- 2 palm-sized serves of protein dense foods at each meal
- 2 fists of vegetables at each meal
- 2 cupped handfuls of carb dense foods at most meals
- 2 thumb-sized serves of fat dense foods at most meals.
- 1 palm-sized serve of protein dense foods at each meal;
- 1 fist of vegetables at each meal
- 1 cupped handful of carb dense foods at most meals
- 1 thumb-sized serve of fat dense foods at most meals.
Makes it simple enough, right? And if you have trouble with that much protein-based food, you can always bump your intake up with Natural Protein.
Exercise, be it intense or very gentle, has a profound impact on brain behaviour. Exercise increases brain plasticity, and in as short a period as six months, can increase the size of the hippocampus - the brain center for learning and memory. This allows your brain to function faster and more efficiently, while also improving mood and social ability. This makes it easier for you to work consistently and effectively, particularly when other people are involved and you need to be on your A-game. Exercise doesn’t need to be complicated or even exhausting. A walk is enough to get blood moving around your body and improving its oxygenation. Find the style of movement you like, and do it regularly. Be it running, weightlifting, swimming, chasing your dog around a park - whatever, just do it often. Every day or two if you can. And finally, one more thing you can do to make sure your nootropics are as effective as possible.
It’s tempting to go full throttle when you get started with nootropics and stack up everything you can get your hands on. Yeah… Don’t do that. When nootropics are used sensibly, they’re safe and yield effective results.

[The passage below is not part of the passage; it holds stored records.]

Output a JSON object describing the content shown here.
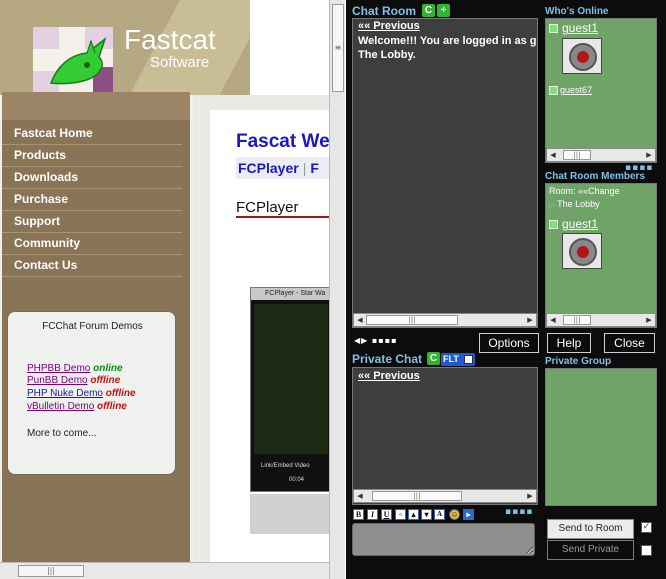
{
  "site": {
    "title": "Fastcat",
    "subtitle": "Software",
    "nav": [
      "Fastcat Home",
      "Products",
      "Downloads",
      "Purchase",
      "Support",
      "Community",
      "Contact Us"
    ],
    "forum_box": {
      "title": "FCChat Forum Demos",
      "demos": [
        {
          "name": "PHPBB Demo",
          "status": "online"
        },
        {
          "name": "PunBB Demo",
          "status": "offline"
        },
        {
          "name": "PHP Nuke Demo",
          "status": "offline"
        },
        {
          "name": "vBulletin Demo",
          "status": "offline"
        }
      ],
      "more": "More to come..."
    },
    "content": {
      "title": "Fascat We",
      "tab1": "FCPlayer",
      "tab_sep": "|",
      "tab2": "F",
      "heading": "FCPlayer",
      "player_title": "FCPlayer - Star Wa",
      "player_ctrl_label": "Link/Embed   Video",
      "player_time": "00:04"
    }
  },
  "chat": {
    "chat_room_label": "Chat Room",
    "chat_room_btn1": "C",
    "chat_room_btn2": "+",
    "previous_link": "«« Previous",
    "welcome_line1": "Welcome!!! You are logged in as g",
    "welcome_line2": "The Lobby.",
    "whos_online_label": "Who's Online",
    "online_users": [
      "guest1",
      "guest67"
    ],
    "members_label": "Chat Room Members",
    "room_prefix": "Room:",
    "room_change": "««Change",
    "room_name": "The Lobby",
    "members": [
      "guest1"
    ],
    "buttons": {
      "options": "Options",
      "help": "Help",
      "close": "Close"
    },
    "private_chat_label": "Private Chat",
    "private_chat_btn": "C",
    "flt_label": "FLT",
    "private_previous": "«« Previous",
    "private_group_label": "Private Group",
    "format_buttons": [
      "B",
      "I",
      "U",
      "",
      "",
      "",
      "A",
      "",
      ""
    ],
    "send_room": "Send to Room",
    "send_private": "Send Private",
    "send_room_checked": true,
    "send_private_checked": false,
    "message_value": ""
  },
  "colors": {
    "chat_bg": "#0c0c0c",
    "chat_label": "#7ec0e6",
    "green_panel": "#6fa367",
    "dark_panel": "#3e3e3e",
    "site_header": "#b5a882",
    "nav_panel": "#8a7458",
    "content_title": "#1818c8"
  }
}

If you take a massive dose, or mix a large number of ingredients, you run significantly more risk - and most likely reduce the efficacy of each ingredient. Do your research on which nootropics mix safely and effectively. Don’t mix lots of stimulants. Make sure you try each ingredient individually, adjusting carefully for your personal tolerance, so that you can identify which ingredients are effective for your personal biochemistry. (This will also help you to avoid mixing ingredients that cancel each other out, or whose effects undo the benefit of another.) If you start feeling nauseous, anxious or jittery, dial it way back. If you start feeling like you could land a jump between two skyscrapers, dial it way back. If you feel nothing and are as distracted as ever, try incrementally increasing your dosage or trying out new ingredients or combinations of two to three other nootropics. Start with CILTEP. Once you're used to that, you can try adding Smart Caffeine. Then build from there, one piece at a time.

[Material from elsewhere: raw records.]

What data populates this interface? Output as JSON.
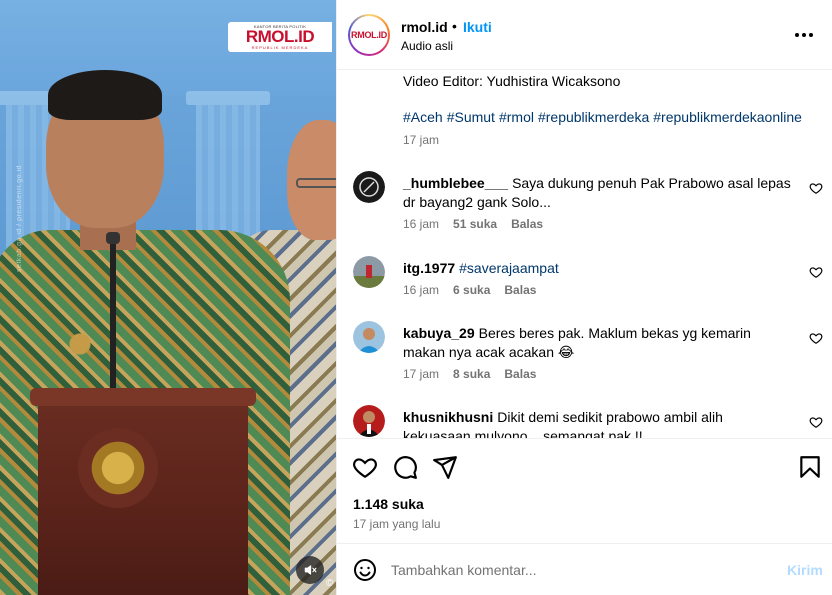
{
  "media": {
    "logo_text": "RMOL.ID",
    "logo_small": "KANTOR BERITA POLITIK",
    "logo_sub": "REPUBLIK MERDEKA",
    "watermark": "setkab.go.id / presidenri.go.id",
    "copyright": "©"
  },
  "header": {
    "username": "rmol.id",
    "dot": "•",
    "follow_label": "Ikuti",
    "audio_label": "Audio asli",
    "avatar_text": "RMOL.ID"
  },
  "caption": {
    "editor_line": "Video Editor: Yudhistira Wicaksono",
    "hashtags": [
      "#Aceh",
      "#Sumut",
      "#rmol",
      "#republikmerdeka",
      "#republikmerdekaonline"
    ],
    "time": "17 jam"
  },
  "comments": [
    {
      "username": "_humblebee___",
      "text": "Saya dukung penuh Pak Prabowo asal lepas dr bayang2 gank Solo...",
      "tag": "",
      "time": "16 jam",
      "likes": "51 suka",
      "reply": "Balas"
    },
    {
      "username": "itg.1977",
      "text": "",
      "tag": "#saverajaampat",
      "time": "16 jam",
      "likes": "6 suka",
      "reply": "Balas"
    },
    {
      "username": "kabuya_29",
      "text": "Beres beres pak. Maklum bekas yg kemarin makan nya acak acakan 😂",
      "tag": "",
      "time": "17 jam",
      "likes": "8 suka",
      "reply": "Balas"
    },
    {
      "username": "khusnikhusni",
      "text": "Dikit demi sedikit prabowo ambil alih kekuasaan mulyono... semangat pak !!",
      "tag": "",
      "time": "",
      "likes": "",
      "reply": ""
    }
  ],
  "actions": {
    "likes": "1.148 suka",
    "posted": "17 jam yang lalu"
  },
  "composer": {
    "placeholder": "Tambahkan komentar...",
    "send_label": "Kirim"
  },
  "colors": {
    "link_blue": "#0095f6",
    "hashtag": "#00376b",
    "muted": "#737373",
    "send_disabled": "#b3dbff"
  }
}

Remember: Your body and brain are two parts of one system. Treat them both with respect and care, and you’ll eventually see the results you’re looking for.

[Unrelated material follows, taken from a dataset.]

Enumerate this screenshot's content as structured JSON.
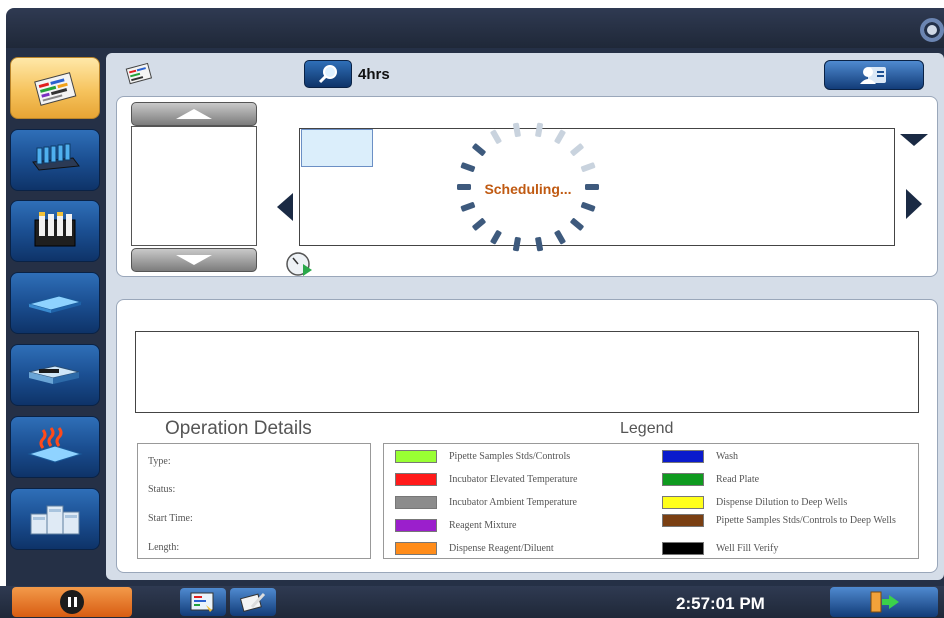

Now, we’d like to hear from you...
How do you increase the effectiveness of your stacks? Share your tips for getting the most out of your nootropics in the comments below!